Another important finding from our group is that opioids not only have an acute analgesic effect and may prevent the development of persistent pain, but even may reverse an established LTP at C-fiber synapses. It is generally assumed that opioids depress pain only as long as they act on their specific receptors (reversible depression at C-fiber synapses). But we could show in a recent publication that a brief, high dose opioid treatment not only temporarily depressed synaptic strength at synapses in the spinal cord dorsal horn but induced a long-lasting reversal of LTP (depotentiation). Depotentiation involved Ca2+ dependent signaling and a normalization of the phosphorylation state of spinal AMPA receptors. Furthermore, opioid treatment induced reversal of hyperalgesia in behaving animals .
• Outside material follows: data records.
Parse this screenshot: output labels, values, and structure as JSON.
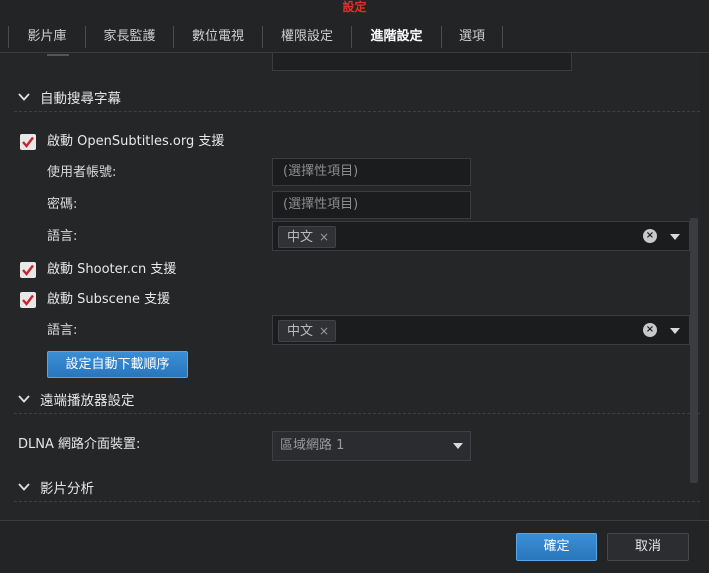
{
  "window": {
    "title": "設定"
  },
  "tabs": [
    {
      "label": "影片庫"
    },
    {
      "label": "家長監護"
    },
    {
      "label": "數位電視"
    },
    {
      "label": "權限設定"
    },
    {
      "label": "進階設定"
    },
    {
      "label": "選項"
    }
  ],
  "active_tab": "進階設定",
  "sections": {
    "auto_subtitle": {
      "title": "自動搜尋字幕"
    },
    "remote_player": {
      "title": "遠端播放器設定"
    },
    "video_analysis": {
      "title": "影片分析"
    }
  },
  "opensubtitles": {
    "checkbox_label": "啟動 OpenSubtitles.org 支援",
    "checked": true,
    "username_label": "使用者帳號:",
    "username_placeholder": "(選擇性項目)",
    "password_label": "密碼:",
    "password_placeholder": "(選擇性項目)",
    "language_label": "語言:",
    "language_tag": "中文"
  },
  "shooter": {
    "checkbox_label": "啟動 Shooter.cn 支援",
    "checked": true
  },
  "subscene": {
    "checkbox_label": "啟動 Subscene 支援",
    "checked": true,
    "language_label": "語言:",
    "language_tag": "中文"
  },
  "download_order_button": "設定自動下載順序",
  "dlna": {
    "label": "DLNA 網路介面裝置:",
    "selected": "區域網路 1"
  },
  "footer": {
    "ok": "確定",
    "cancel": "取消"
  },
  "icons": {
    "tag_remove": "×",
    "clear": "×",
    "chevron": "chevron-down-icon",
    "caret": "caret-down-icon",
    "check": "checkmark-icon"
  },
  "colors": {
    "title_red": "#e0302a",
    "primary_blue": "#2a7fc8",
    "checkmark_red": "#c8262a",
    "background": "#242628"
  }
}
The use of opioids might, however, be limited by tolerance or opioid-induced hyperalgesia which is a characteristic symptom of the withdrawal syndrome that can be seen when opioids are withdrawn abruptly, either in drug addicts or in pain patients. We have now identified a novel mechanism of opioid withdrawal hyperalgesia. The abrupt withdrawal from various clinically used opioids induces LTP at C-fiber synapses [3,4]. This phenomenon involves the activation of postsynaptic G-protein coupled receptors, a postsynaptic Ca2+ rise and the activation of postsynaptic NMDA receptors. The opioid withdrawal LTP can be prevented by a tapered withdrawal regimen. Interestingly, fentanyl- and morphine-induced withdrawal LTP involved additional activation of descending, facilitatory serotonergic pathways . Hence, combining blockade of spinal NMDA and 5-HT3-receptors may be a highly effective treatment option. These findings may guide clinicians in their steps to avoid hyperalgesia upon termination of opioid treatments.